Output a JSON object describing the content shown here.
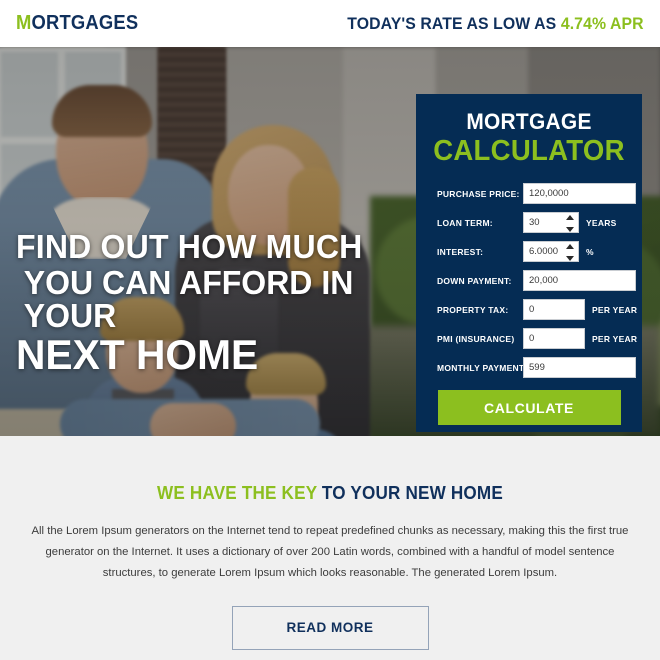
{
  "colors": {
    "green": "#8cbf1f",
    "navy": "#10305c",
    "panel_navy": "#052c54",
    "page_bg": "#f0f0f0"
  },
  "header": {
    "logo_lead": "M",
    "logo_rest": "ORTGAGES",
    "rate_prefix": "TODAY'S RATE AS LOW AS ",
    "rate_value": "4.74% APR"
  },
  "hero": {
    "headline_line1": "FIND OUT HOW MUCH",
    "headline_line2": "YOU CAN AFFORD IN YOUR",
    "headline_line3": "NEXT HOME"
  },
  "calculator": {
    "title_line1": "MORTGAGE",
    "title_line2": "CALCULATOR",
    "fields": [
      {
        "label": "PURCHASE PRICE:",
        "value": "120,0000",
        "unit": "",
        "spinner": false
      },
      {
        "label": "LOAN TERM:",
        "value": "30",
        "unit": "YEARS",
        "spinner": true
      },
      {
        "label": "INTEREST:",
        "value": "6.0000",
        "unit": "%",
        "spinner": true
      },
      {
        "label": "DOWN PAYMENT:",
        "value": "20,000",
        "unit": "",
        "spinner": false
      },
      {
        "label": "PROPERTY TAX:",
        "value": "0",
        "unit": "PER YEAR",
        "spinner": false
      },
      {
        "label": "PMI (INSURANCE)",
        "value": "0",
        "unit": "PER YEAR",
        "spinner": false
      },
      {
        "label": "MONTHLY PAYMENT:",
        "value": "599",
        "unit": "",
        "spinner": false
      }
    ],
    "submit_label": "CALCULATE"
  },
  "content": {
    "heading_green": "WE HAVE THE KEY",
    "heading_navy": " TO YOUR NEW HOME",
    "paragraph": "All the Lorem Ipsum generators on the Internet tend to repeat predefined chunks as necessary, making this the first true generator on the Internet. It uses a dictionary of over 200 Latin words, combined with a handful of model sentence structures, to generate Lorem Ipsum which looks reasonable. The generated Lorem Ipsum.",
    "read_more_label": "READ MORE"
  }
}
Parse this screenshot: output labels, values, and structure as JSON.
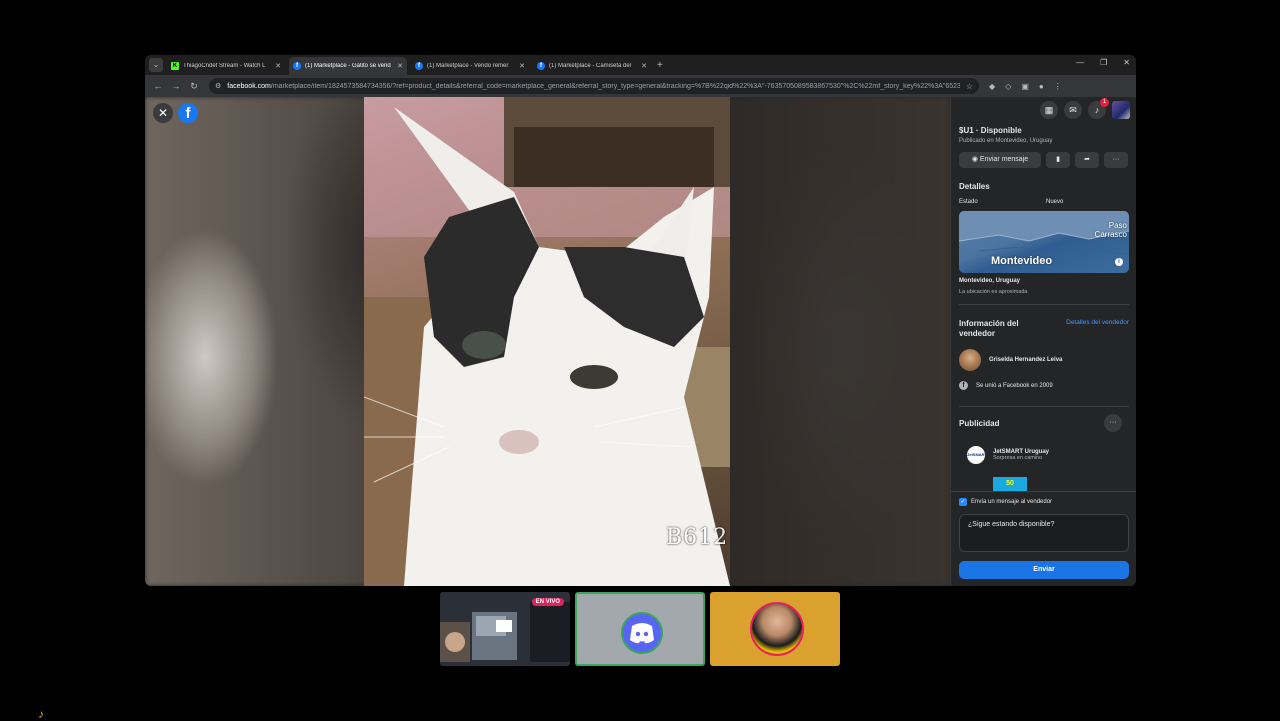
{
  "browser": {
    "tabs": [
      {
        "label": "ThiagoCndef Stream - Watch L",
        "favicon": "kick",
        "active": false
      },
      {
        "label": "(1) Marketplace - Gatito se vend",
        "favicon": "facebook",
        "active": true
      },
      {
        "label": "(1) Marketplace - Vendo remer",
        "favicon": "facebook",
        "active": false
      },
      {
        "label": "(1) Marketplace - Camiseta del",
        "favicon": "facebook",
        "active": false
      }
    ],
    "new_tab_label": "+",
    "url_domain": "facebook.com",
    "url_rest": "/marketplace/item/1824573584734356/?ref=product_details&referral_code=marketplace_general&referral_story_type=general&tracking=%7B%22qid%22%3A\"-7635705089583867530\"%2C%22mf_story_key%22%3A\"652323774513"
  },
  "viewer": {
    "watermark": "B612"
  },
  "listing": {
    "price_status": "$U1 · Disponible",
    "published": "Publicado en Montevideo, Uruguay",
    "send_message_button": "Enviar mensaje",
    "details_title": "Detalles",
    "condition_label": "Estado",
    "condition_value": "Nuevo",
    "map_city": "Montevideo",
    "map_area": "Paso\nCarrasco",
    "location": "Montevideo, Uruguay",
    "location_note": "La ubicación es aproximada",
    "seller_title": "Información del vendedor",
    "seller_details_link": "Detalles del vendedor",
    "seller_name": "Griselda Hernandez Leiva",
    "seller_joined": "Se unió a Facebook en 2009",
    "ads_title": "Publicidad",
    "ad_name": "JetSMART Uruguay",
    "ad_sub": "Sorpresa en camino",
    "ad_thumb": "50",
    "send_checkbox_label": "Envía un mensaje al vendedor",
    "message_text": "¿Sigue estando disponible?",
    "send_button": "Enviar"
  },
  "notifications_badge": "1",
  "overlay": {
    "live_badge": "EN VIVO"
  },
  "colors": {
    "facebook_blue": "#1877f2",
    "send_button": "#1b74e4",
    "discord": "#5865f2",
    "live_red": "#e0245e"
  }
}
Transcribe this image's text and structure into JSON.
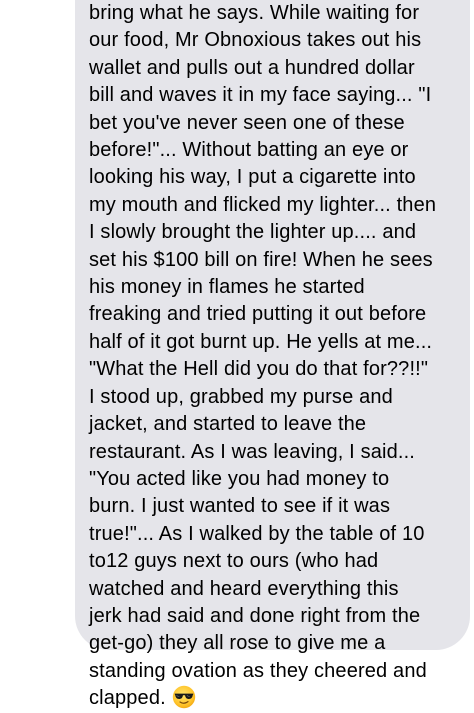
{
  "message": {
    "lines": [
      "bring what he says. While waiting for",
      "our food, Mr Obnoxious takes out his",
      "wallet and pulls out a hundred dollar",
      "bill and waves it in my face saying... \"I",
      "bet you've never seen one of these",
      "before!\"... Without batting an eye or",
      "looking his way, I put a cigarette into",
      "my mouth and flicked my lighter... then",
      "I slowly brought the lighter up.... and",
      "set his $100 bill on fire! When he sees",
      "his money in flames he started",
      "freaking and tried putting it out before",
      "half of it got burnt up. He yells at me...",
      "\"What the Hell did you do that for??!!\"",
      "I stood up, grabbed my purse and",
      "jacket, and started to leave the",
      "restaurant. As I was leaving, I said...",
      "\"You acted like you had money to",
      "burn. I just wanted to see if it was",
      "true!\"... As I walked by the table of 10",
      "to12 guys next to ours (who had",
      "watched and heard everything this",
      "jerk had said and done right from the",
      "get-go) they all rose to give me a",
      "standing ovation as they cheered and",
      "clapped."
    ],
    "emoji": "smiling-face-with-sunglasses-icon"
  },
  "colors": {
    "bubble": "#e5e5ea",
    "text": "#000000",
    "background": "#ffffff"
  }
}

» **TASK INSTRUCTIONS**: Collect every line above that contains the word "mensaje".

» **OUTPUT BELOW**:
    "send_message_button": "Enviar mensaje",
    "send_checkbox_label": "Envía un mensaje al vendedor",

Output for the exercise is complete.